Extract every line below that contains the word "paiement".

START RECORDS FOR THE EXERCISE

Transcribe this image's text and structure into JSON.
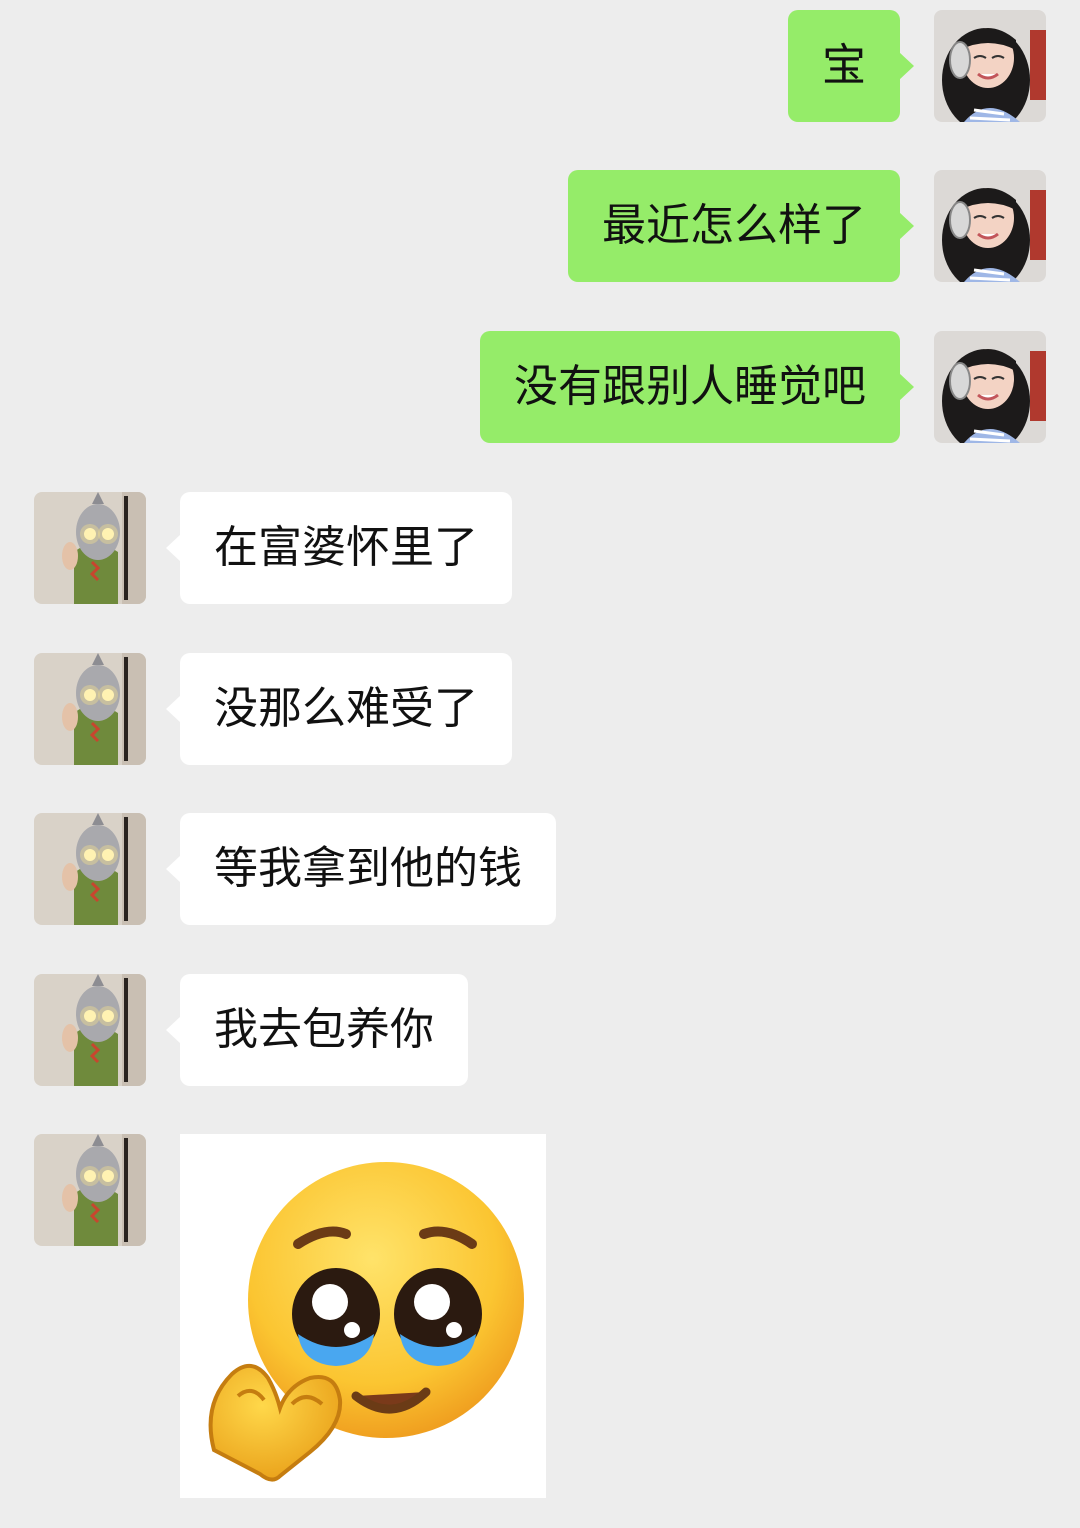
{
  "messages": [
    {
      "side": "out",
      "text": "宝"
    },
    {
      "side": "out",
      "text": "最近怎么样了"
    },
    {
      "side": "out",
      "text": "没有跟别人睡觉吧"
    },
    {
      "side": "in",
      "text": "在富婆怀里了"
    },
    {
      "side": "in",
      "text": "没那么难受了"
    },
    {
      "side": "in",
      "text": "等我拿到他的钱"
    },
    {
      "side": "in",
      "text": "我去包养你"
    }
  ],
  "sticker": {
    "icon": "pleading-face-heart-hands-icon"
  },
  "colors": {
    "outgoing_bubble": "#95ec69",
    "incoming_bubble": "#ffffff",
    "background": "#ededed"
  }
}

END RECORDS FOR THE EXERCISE
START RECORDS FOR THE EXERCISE

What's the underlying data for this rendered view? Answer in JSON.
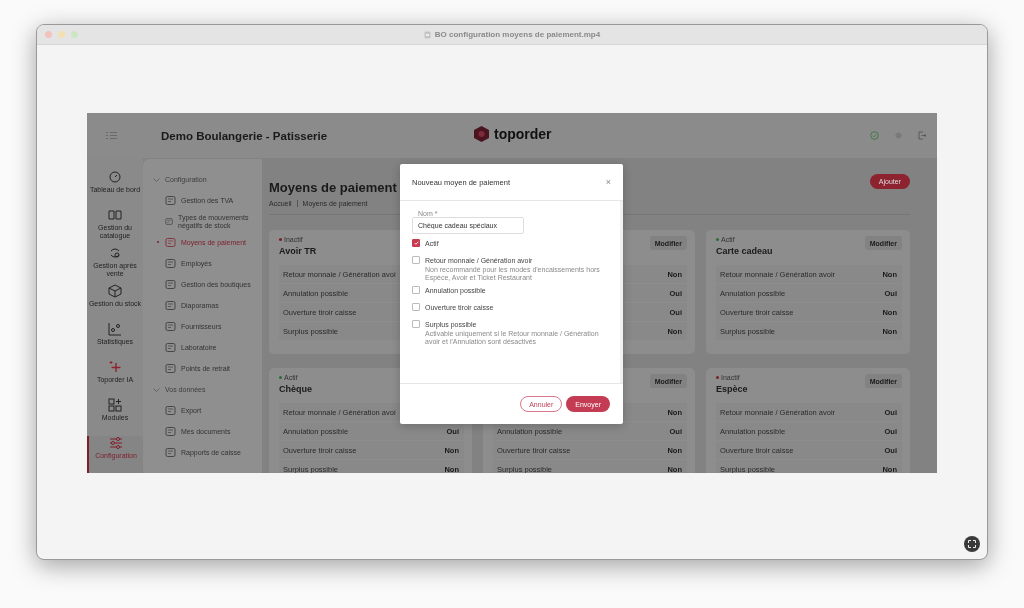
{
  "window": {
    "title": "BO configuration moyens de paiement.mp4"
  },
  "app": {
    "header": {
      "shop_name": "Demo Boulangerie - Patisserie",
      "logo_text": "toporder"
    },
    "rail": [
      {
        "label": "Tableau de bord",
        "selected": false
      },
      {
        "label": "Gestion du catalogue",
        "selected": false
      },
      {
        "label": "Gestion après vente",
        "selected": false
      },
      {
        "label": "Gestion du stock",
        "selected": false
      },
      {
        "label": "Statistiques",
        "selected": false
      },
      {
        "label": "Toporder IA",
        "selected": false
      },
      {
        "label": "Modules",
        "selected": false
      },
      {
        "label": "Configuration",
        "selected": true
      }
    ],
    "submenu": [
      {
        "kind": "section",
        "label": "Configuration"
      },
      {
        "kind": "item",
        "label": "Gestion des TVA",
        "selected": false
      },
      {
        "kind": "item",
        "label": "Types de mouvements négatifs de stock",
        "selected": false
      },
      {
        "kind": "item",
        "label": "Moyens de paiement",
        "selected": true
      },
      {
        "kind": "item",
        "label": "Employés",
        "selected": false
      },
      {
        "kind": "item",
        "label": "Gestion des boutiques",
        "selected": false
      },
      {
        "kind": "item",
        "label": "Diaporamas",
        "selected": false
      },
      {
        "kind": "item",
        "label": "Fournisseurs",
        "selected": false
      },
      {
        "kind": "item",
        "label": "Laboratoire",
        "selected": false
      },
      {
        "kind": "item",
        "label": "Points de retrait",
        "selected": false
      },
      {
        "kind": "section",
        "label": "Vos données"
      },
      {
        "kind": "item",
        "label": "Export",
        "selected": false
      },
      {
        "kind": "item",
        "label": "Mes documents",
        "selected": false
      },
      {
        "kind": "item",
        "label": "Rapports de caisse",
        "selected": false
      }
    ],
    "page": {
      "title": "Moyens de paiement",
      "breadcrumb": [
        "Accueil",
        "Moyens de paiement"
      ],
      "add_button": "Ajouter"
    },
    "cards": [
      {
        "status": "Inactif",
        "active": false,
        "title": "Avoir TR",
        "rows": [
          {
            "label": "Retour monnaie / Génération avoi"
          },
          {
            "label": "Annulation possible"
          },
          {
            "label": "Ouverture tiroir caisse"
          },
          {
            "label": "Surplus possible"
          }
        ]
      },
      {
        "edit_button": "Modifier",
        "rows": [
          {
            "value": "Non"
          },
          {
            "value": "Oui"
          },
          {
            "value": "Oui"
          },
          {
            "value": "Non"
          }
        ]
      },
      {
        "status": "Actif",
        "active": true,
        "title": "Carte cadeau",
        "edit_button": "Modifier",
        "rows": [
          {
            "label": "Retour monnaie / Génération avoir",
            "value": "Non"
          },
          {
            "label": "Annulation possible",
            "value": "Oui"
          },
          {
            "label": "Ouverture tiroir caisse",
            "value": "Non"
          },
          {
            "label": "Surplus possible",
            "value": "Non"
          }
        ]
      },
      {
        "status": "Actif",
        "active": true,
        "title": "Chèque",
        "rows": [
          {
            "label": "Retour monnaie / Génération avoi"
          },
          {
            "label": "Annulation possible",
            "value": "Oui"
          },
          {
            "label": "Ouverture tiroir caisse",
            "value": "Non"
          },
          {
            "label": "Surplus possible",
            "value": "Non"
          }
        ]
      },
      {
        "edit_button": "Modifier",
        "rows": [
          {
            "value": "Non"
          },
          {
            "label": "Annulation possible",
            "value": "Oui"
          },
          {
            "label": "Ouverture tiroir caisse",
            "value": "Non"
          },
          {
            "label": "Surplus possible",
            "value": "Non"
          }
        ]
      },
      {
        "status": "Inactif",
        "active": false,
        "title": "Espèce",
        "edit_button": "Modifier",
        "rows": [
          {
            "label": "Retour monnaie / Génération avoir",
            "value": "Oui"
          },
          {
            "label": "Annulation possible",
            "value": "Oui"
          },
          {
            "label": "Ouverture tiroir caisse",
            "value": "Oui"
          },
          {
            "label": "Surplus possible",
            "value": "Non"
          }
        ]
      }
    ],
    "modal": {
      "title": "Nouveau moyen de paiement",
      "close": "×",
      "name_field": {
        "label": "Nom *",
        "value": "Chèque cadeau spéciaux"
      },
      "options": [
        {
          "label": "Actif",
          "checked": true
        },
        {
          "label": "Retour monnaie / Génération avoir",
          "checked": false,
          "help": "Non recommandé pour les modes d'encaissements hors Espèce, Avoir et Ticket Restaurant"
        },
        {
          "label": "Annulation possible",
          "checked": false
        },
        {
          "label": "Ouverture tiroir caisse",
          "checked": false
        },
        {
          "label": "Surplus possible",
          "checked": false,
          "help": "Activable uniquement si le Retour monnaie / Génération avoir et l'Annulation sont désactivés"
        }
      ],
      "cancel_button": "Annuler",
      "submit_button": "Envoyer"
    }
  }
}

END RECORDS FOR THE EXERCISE

ANSWER SPACE ->
    "title": "BO configuration moyens de paiement.mp4"
        "label": "Moyens de paiement",
      "title": "Moyens de paiement",
        "Moyens de paiement"
      "title": "Nouveau moyen de paiement",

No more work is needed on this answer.